Part of the argument there is that fossil fuels are also not economical, but that their costs are hidden. First, they are also subsidized in various ways, including taking up a disproportionate amount of our foreign policy in order to secure foreign sources. But second, a lot of the costs are to individual health and the environment, which don't necessarily get applied to nominal cost of providing the power.

Now, I'm not particularly interested in taking a position in the argument, at least not here and now. All I'm saying is, it's outdated to blame the "damned hippies" for the lack of adoption of nuclear power. Yes, there are still some people with irrational fears, but many environmentalists have reconsidered the traditional anti-nuclear position, and are more strongly anti-coal and anti-oil than anti-nuclear. Not all environmentalists are pro-nuclear, but it's not unusual these days.

More often, the lack of development in nuclear power is due to other groups, whether it's the coal/oil industry themselves, people who are pro-oil because they're trying to be anti-hippie, or people who have other objections to nuclear power, it's not so much the "damned hippies" that are the problem.

Comment: Re:Unintended Consequences ? (Score 3, Insightful) 116

by nine-times (#49446783) Attached to: 'Let's Encrypt' Project Strives To Make Encryption Simple

That's already happening. DRM, for example, has always been partially for commercial reasons (preventing privacy), and largely for anti-competitive reasons (preventing interoperability and forcing people to repurchase the same content repeatedly).

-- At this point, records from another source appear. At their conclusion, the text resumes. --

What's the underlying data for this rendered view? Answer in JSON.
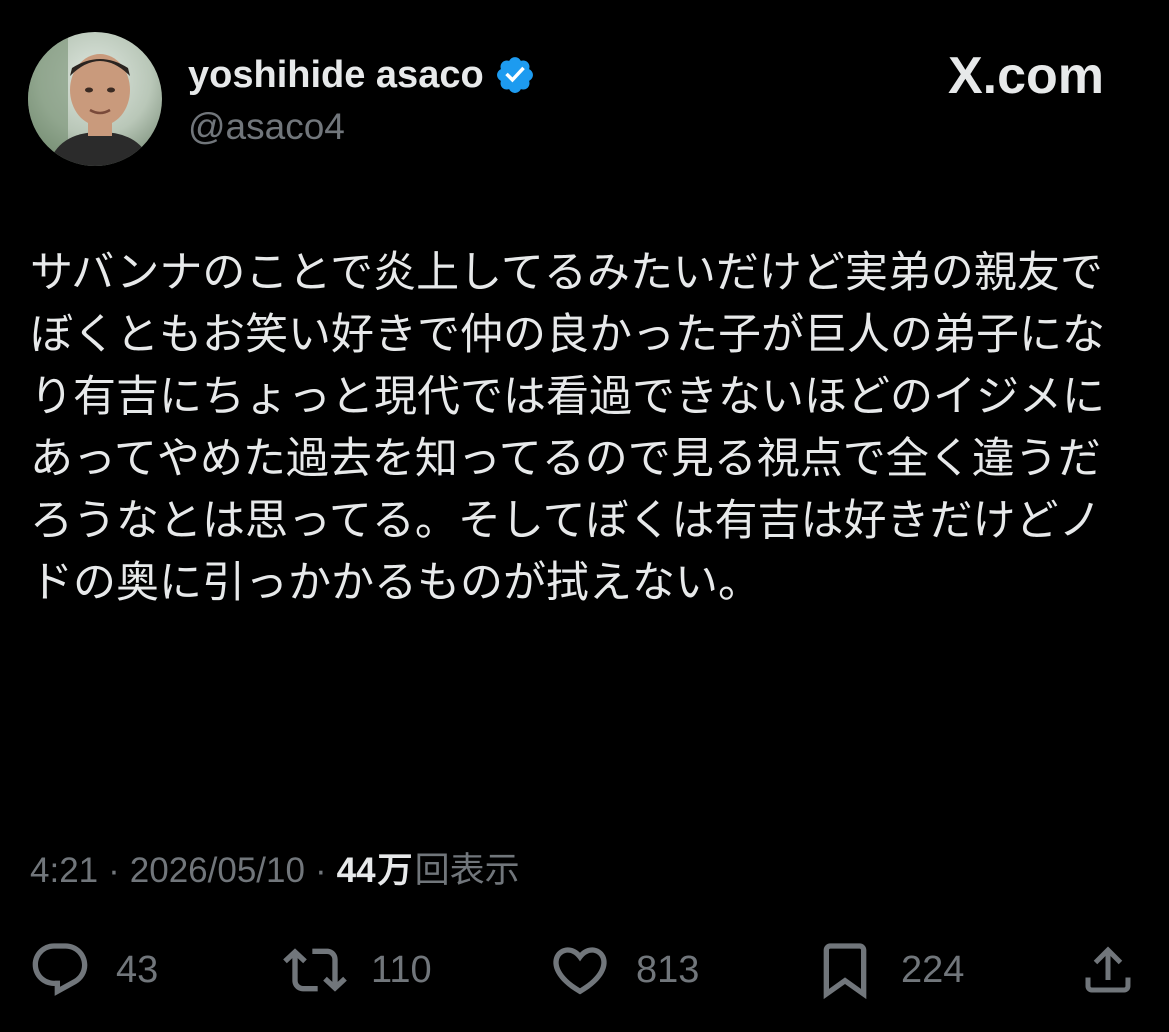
{
  "author": {
    "display_name": "yoshihide asaco",
    "handle": "@asaco4",
    "verified": true,
    "avatar_icon": "avatar-photo"
  },
  "brand": {
    "text": "X.com",
    "logo_icon": "x-logo-icon"
  },
  "tweet": {
    "text": "サバンナのことで炎上してるみたいだけど実弟の親友でぼくともお笑い好きで仲の良かった子が巨人の弟子になり有吉にちょっと現代では看過できないほどのイジメにあってやめた過去を知ってるので見る視点で全く違うだろうなとは思ってる。そしてぼくは有吉は好きだけどノドの奥に引っかかるものが拭えない。"
  },
  "meta": {
    "time": "4:21",
    "separator": "·",
    "date": "2026/05/10",
    "views_count": "44",
    "views_unit": "万",
    "views_label": "回表示"
  },
  "actions": {
    "reply_count": "43",
    "retweet_count": "110",
    "like_count": "813",
    "bookmark_count": "224"
  },
  "colors": {
    "background": "#000000",
    "text": "#e7e9ea",
    "muted": "#71767b",
    "verified": "#1d9bf0"
  }
}
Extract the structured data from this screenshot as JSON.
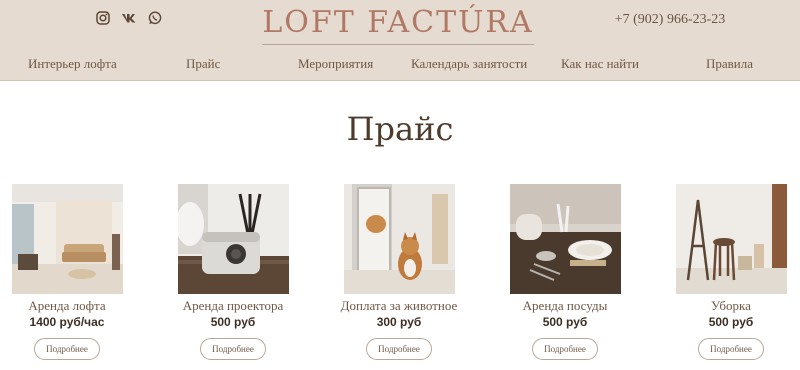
{
  "header": {
    "logo": "LOFT FACTÚRA",
    "phone": "+7 (902) 966-23-23",
    "social_icons": [
      "instagram-icon",
      "vk-icon",
      "whatsapp-icon"
    ]
  },
  "nav": {
    "items": [
      {
        "label": "Интерьер лофта"
      },
      {
        "label": "Прайс"
      },
      {
        "label": "Мероприятия"
      },
      {
        "label": "Календарь занятости"
      },
      {
        "label": "Как нас найти"
      },
      {
        "label": "Правила"
      }
    ]
  },
  "page": {
    "title": "Прайс"
  },
  "cards": [
    {
      "name": "Аренда лофта",
      "price": "1400 руб/час",
      "button": "Подробнее"
    },
    {
      "name": "Аренда проектора",
      "price": "500 руб",
      "button": "Подробнее"
    },
    {
      "name": "Доплата за животное",
      "price": "300 руб",
      "button": "Подробнее"
    },
    {
      "name": "Аренда посуды",
      "price": "500 руб",
      "button": "Подробнее"
    },
    {
      "name": "Уборка",
      "price": "500 руб",
      "button": "Подробнее"
    }
  ],
  "colors": {
    "header_bg": "#e6dbd0",
    "logo": "#b07965",
    "text": "#6f5846"
  }
}
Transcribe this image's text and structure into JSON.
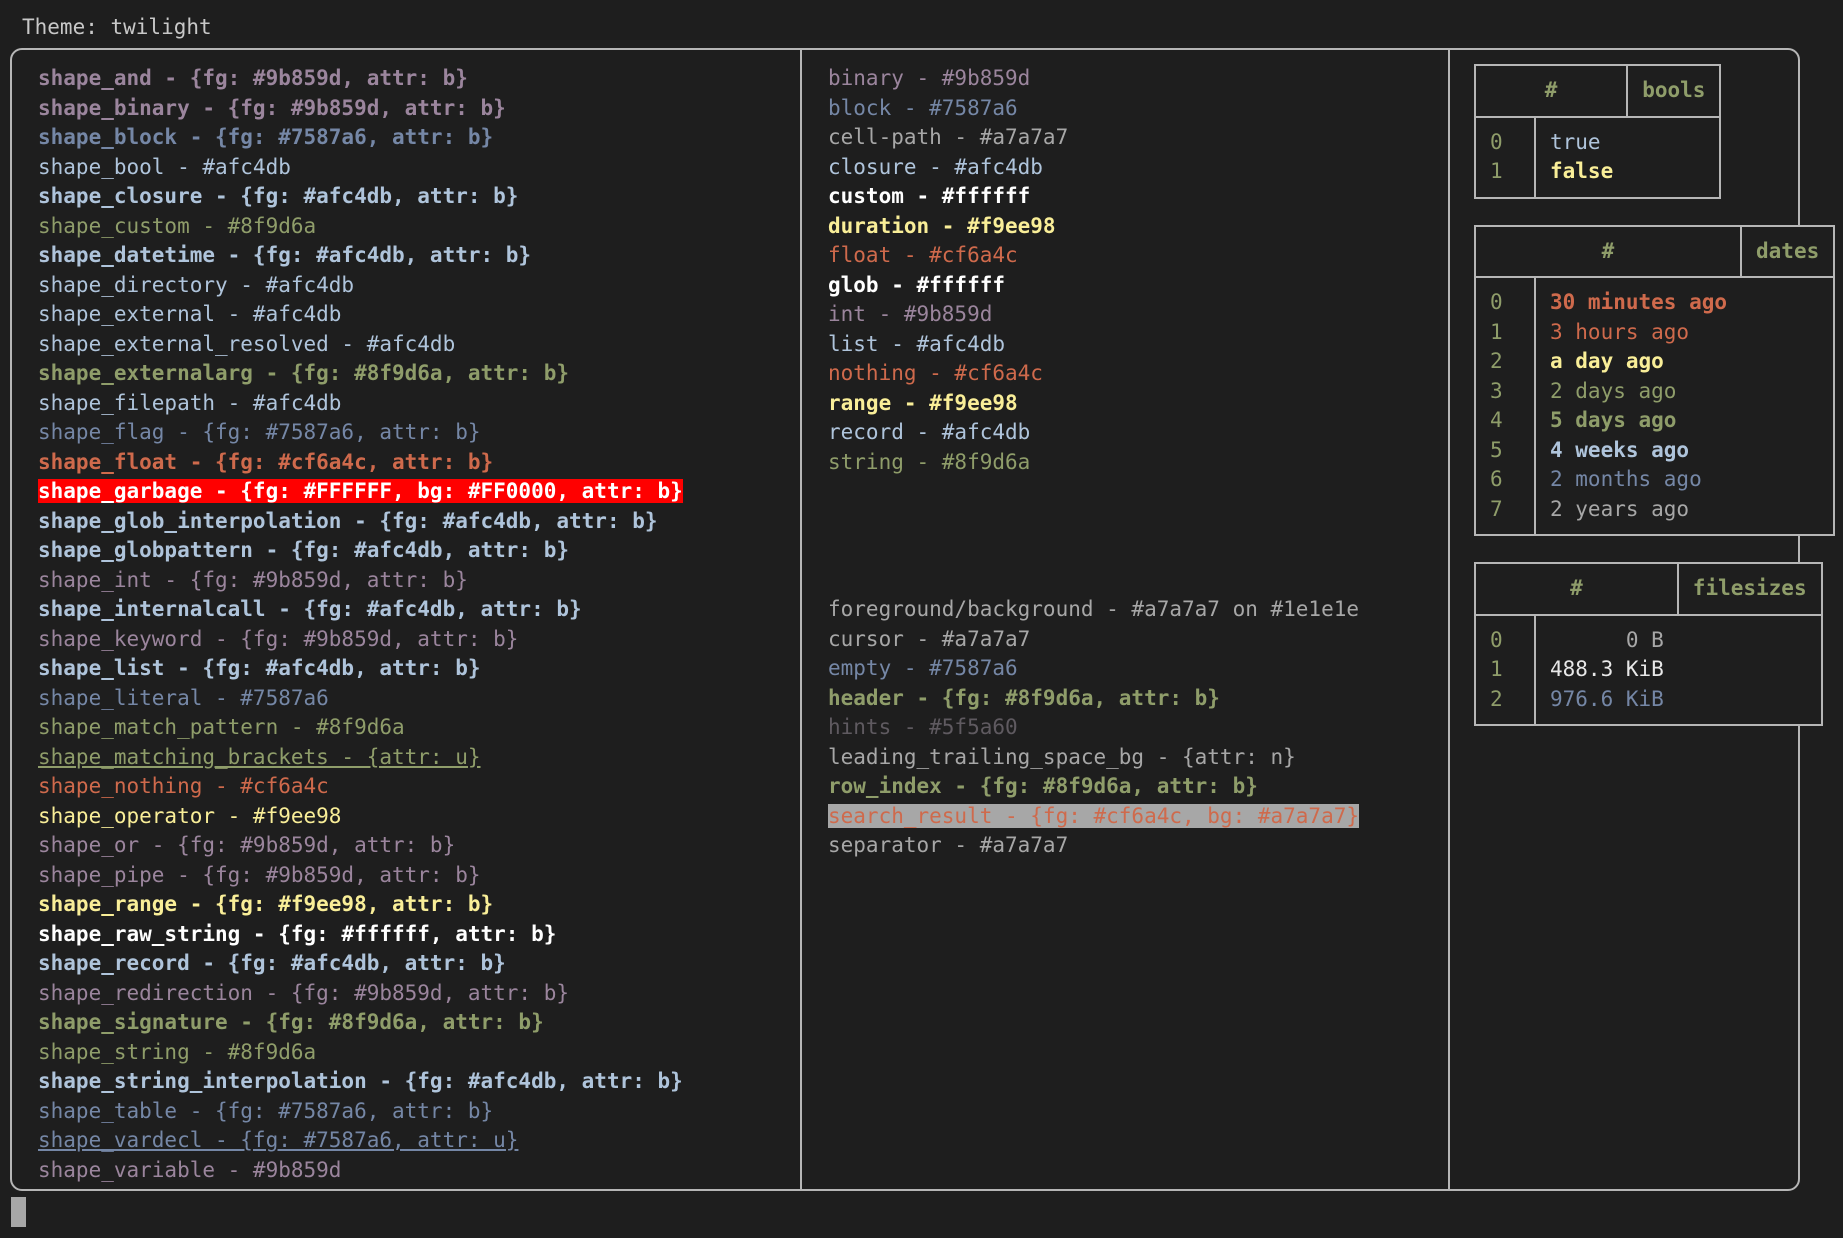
{
  "theme_line": "Theme: twilight",
  "colors": {
    "bg": "#1e1e1e",
    "outer_bg": "#1a1a1a",
    "fg": "#a7a7a7",
    "border": "#b6b6b6",
    "purple": "#9b859d",
    "blue": "#7587a6",
    "lightblue": "#afc4db",
    "olive": "#8f9d6a",
    "orange": "#cf6a4c",
    "yellow": "#f9ee98",
    "white": "#ffffff",
    "hints": "#5f5a60",
    "garbage_bg": "#ff0000",
    "garbage_fg": "#FFFFFF",
    "search_bg": "#a7a7a7",
    "cursor": "#a7a7a7"
  },
  "shapes": [
    {
      "text": "shape_and - {fg: #9b859d, attr: b}",
      "color": "#9b859d",
      "bold": true,
      "underline": false
    },
    {
      "text": "shape_binary - {fg: #9b859d, attr: b}",
      "color": "#9b859d",
      "bold": true,
      "underline": false
    },
    {
      "text": "shape_block - {fg: #7587a6, attr: b}",
      "color": "#7587a6",
      "bold": true,
      "underline": false
    },
    {
      "text": "shape_bool - #afc4db",
      "color": "#afc4db",
      "bold": false,
      "underline": false
    },
    {
      "text": "shape_closure - {fg: #afc4db, attr: b}",
      "color": "#afc4db",
      "bold": true,
      "underline": false
    },
    {
      "text": "shape_custom - #8f9d6a",
      "color": "#8f9d6a",
      "bold": false,
      "underline": false
    },
    {
      "text": "shape_datetime - {fg: #afc4db, attr: b}",
      "color": "#afc4db",
      "bold": true,
      "underline": false
    },
    {
      "text": "shape_directory - #afc4db",
      "color": "#afc4db",
      "bold": false,
      "underline": false
    },
    {
      "text": "shape_external - #afc4db",
      "color": "#afc4db",
      "bold": false,
      "underline": false
    },
    {
      "text": "shape_external_resolved - #afc4db",
      "color": "#afc4db",
      "bold": false,
      "underline": false
    },
    {
      "text": "shape_externalarg - {fg: #8f9d6a, attr: b}",
      "color": "#8f9d6a",
      "bold": true,
      "underline": false
    },
    {
      "text": "shape_filepath - #afc4db",
      "color": "#afc4db",
      "bold": false,
      "underline": false
    },
    {
      "text": "shape_flag - {fg: #7587a6, attr: b}",
      "color": "#7587a6",
      "bold": false,
      "underline": false
    },
    {
      "text": "shape_float - {fg: #cf6a4c, attr: b}",
      "color": "#cf6a4c",
      "bold": true,
      "underline": false
    },
    {
      "text": "shape_garbage - {fg: #FFFFFF, bg: #FF0000, attr: b}",
      "color": "#FFFFFF",
      "bold": true,
      "underline": false,
      "highlight": "garbage"
    },
    {
      "text": "shape_glob_interpolation - {fg: #afc4db, attr: b}",
      "color": "#afc4db",
      "bold": true,
      "underline": false
    },
    {
      "text": "shape_globpattern - {fg: #afc4db, attr: b}",
      "color": "#afc4db",
      "bold": true,
      "underline": false
    },
    {
      "text": "shape_int - {fg: #9b859d, attr: b}",
      "color": "#9b859d",
      "bold": false,
      "underline": false
    },
    {
      "text": "shape_internalcall - {fg: #afc4db, attr: b}",
      "color": "#afc4db",
      "bold": true,
      "underline": false
    },
    {
      "text": "shape_keyword - {fg: #9b859d, attr: b}",
      "color": "#9b859d",
      "bold": false,
      "underline": false
    },
    {
      "text": "shape_list - {fg: #afc4db, attr: b}",
      "color": "#afc4db",
      "bold": true,
      "underline": false
    },
    {
      "text": "shape_literal - #7587a6",
      "color": "#7587a6",
      "bold": false,
      "underline": false
    },
    {
      "text": "shape_match_pattern - #8f9d6a",
      "color": "#8f9d6a",
      "bold": false,
      "underline": false
    },
    {
      "text": "shape_matching_brackets - {attr: u}",
      "color": "#8f9d6a",
      "bold": false,
      "underline": true
    },
    {
      "text": "shape_nothing - #cf6a4c",
      "color": "#cf6a4c",
      "bold": false,
      "underline": false
    },
    {
      "text": "shape_operator - #f9ee98",
      "color": "#f9ee98",
      "bold": false,
      "underline": false
    },
    {
      "text": "shape_or - {fg: #9b859d, attr: b}",
      "color": "#9b859d",
      "bold": false,
      "underline": false
    },
    {
      "text": "shape_pipe - {fg: #9b859d, attr: b}",
      "color": "#9b859d",
      "bold": false,
      "underline": false
    },
    {
      "text": "shape_range - {fg: #f9ee98, attr: b}",
      "color": "#f9ee98",
      "bold": true,
      "underline": false
    },
    {
      "text": "shape_raw_string - {fg: #ffffff, attr: b}",
      "color": "#ffffff",
      "bold": true,
      "underline": false
    },
    {
      "text": "shape_record - {fg: #afc4db, attr: b}",
      "color": "#afc4db",
      "bold": true,
      "underline": false
    },
    {
      "text": "shape_redirection - {fg: #9b859d, attr: b}",
      "color": "#9b859d",
      "bold": false,
      "underline": false
    },
    {
      "text": "shape_signature - {fg: #8f9d6a, attr: b}",
      "color": "#8f9d6a",
      "bold": true,
      "underline": false
    },
    {
      "text": "shape_string - #8f9d6a",
      "color": "#8f9d6a",
      "bold": false,
      "underline": false
    },
    {
      "text": "shape_string_interpolation - {fg: #afc4db, attr: b}",
      "color": "#afc4db",
      "bold": true,
      "underline": false
    },
    {
      "text": "shape_table - {fg: #7587a6, attr: b}",
      "color": "#7587a6",
      "bold": false,
      "underline": false
    },
    {
      "text": "shape_vardecl - {fg: #7587a6, attr: u}",
      "color": "#7587a6",
      "bold": false,
      "underline": true
    },
    {
      "text": "shape_variable - #9b859d",
      "color": "#9b859d",
      "bold": false,
      "underline": false
    }
  ],
  "types": [
    {
      "text": "binary - #9b859d",
      "color": "#9b859d",
      "bold": false
    },
    {
      "text": "block - #7587a6",
      "color": "#7587a6",
      "bold": false
    },
    {
      "text": "cell-path - #a7a7a7",
      "color": "#a7a7a7",
      "bold": false
    },
    {
      "text": "closure - #afc4db",
      "color": "#afc4db",
      "bold": false
    },
    {
      "text": "custom - #ffffff",
      "color": "#ffffff",
      "bold": true
    },
    {
      "text": "duration - #f9ee98",
      "color": "#f9ee98",
      "bold": true
    },
    {
      "text": "float - #cf6a4c",
      "color": "#cf6a4c",
      "bold": false
    },
    {
      "text": "glob - #ffffff",
      "color": "#ffffff",
      "bold": true
    },
    {
      "text": "int - #9b859d",
      "color": "#9b859d",
      "bold": false
    },
    {
      "text": "list - #afc4db",
      "color": "#afc4db",
      "bold": false
    },
    {
      "text": "nothing - #cf6a4c",
      "color": "#cf6a4c",
      "bold": false
    },
    {
      "text": "range - #f9ee98",
      "color": "#f9ee98",
      "bold": true
    },
    {
      "text": "record - #afc4db",
      "color": "#afc4db",
      "bold": false
    },
    {
      "text": "string - #8f9d6a",
      "color": "#8f9d6a",
      "bold": false
    }
  ],
  "ui_elements": [
    {
      "text": "foreground/background - #a7a7a7 on #1e1e1e",
      "color": "#a7a7a7",
      "bold": false
    },
    {
      "text": "cursor - #a7a7a7",
      "color": "#a7a7a7",
      "bold": false
    },
    {
      "text": "empty - #7587a6",
      "color": "#7587a6",
      "bold": false
    },
    {
      "text": "header - {fg: #8f9d6a, attr: b}",
      "color": "#8f9d6a",
      "bold": true
    },
    {
      "text": "hints - #5f5a60",
      "color": "#5f5a60",
      "bold": false
    },
    {
      "text": "leading_trailing_space_bg - {attr: n}",
      "color": "#a7a7a7",
      "bold": false
    },
    {
      "text": "row_index - {fg: #8f9d6a, attr: b}",
      "color": "#8f9d6a",
      "bold": true
    },
    {
      "text": "search_result - {fg: #cf6a4c, bg: #a7a7a7}",
      "color": "#cf6a4c",
      "bold": false,
      "highlight": "search"
    },
    {
      "text": "separator - #a7a7a7",
      "color": "#a7a7a7",
      "bold": false
    }
  ],
  "tables": {
    "bools": {
      "index_header": "#",
      "value_header": "bools",
      "rows": [
        {
          "index": "0",
          "value": "true",
          "color": "#afc4db",
          "bold": false
        },
        {
          "index": "1",
          "value": "false",
          "color": "#f9ee98",
          "bold": true
        }
      ]
    },
    "dates": {
      "index_header": "#",
      "value_header": "dates",
      "rows": [
        {
          "index": "0",
          "value": "30 minutes ago",
          "color": "#cf6a4c",
          "bold": true
        },
        {
          "index": "1",
          "value": "3 hours ago",
          "color": "#cf6a4c",
          "bold": false
        },
        {
          "index": "2",
          "value": "a day ago",
          "color": "#f9ee98",
          "bold": true
        },
        {
          "index": "3",
          "value": "2 days ago",
          "color": "#8f9d6a",
          "bold": false
        },
        {
          "index": "4",
          "value": "5 days ago",
          "color": "#8f9d6a",
          "bold": true
        },
        {
          "index": "5",
          "value": "4 weeks ago",
          "color": "#afc4db",
          "bold": true
        },
        {
          "index": "6",
          "value": "2 months ago",
          "color": "#7587a6",
          "bold": false
        },
        {
          "index": "7",
          "value": "2 years ago",
          "color": "#a7a7a7",
          "bold": false
        }
      ]
    },
    "filesizes": {
      "index_header": "#",
      "value_header": "filesizes",
      "rows": [
        {
          "index": "0",
          "value": "0 B",
          "color": "#a7a7a7",
          "bold": false
        },
        {
          "index": "1",
          "value": "488.3 KiB",
          "color": "#e8e8e8",
          "bold": false
        },
        {
          "index": "2",
          "value": "976.6 KiB",
          "color": "#7587a6",
          "bold": false
        }
      ]
    }
  }
}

Encryption is being used for almost every purpose except the good ones. We could use encryption to protect privacy and prevent identity theft, but I guess we can't do that because it might prevent the NSA from snooping on your dick pics.

"Joy is wealth and love is the legal tender of the soul." -- Robert G. Ingersoll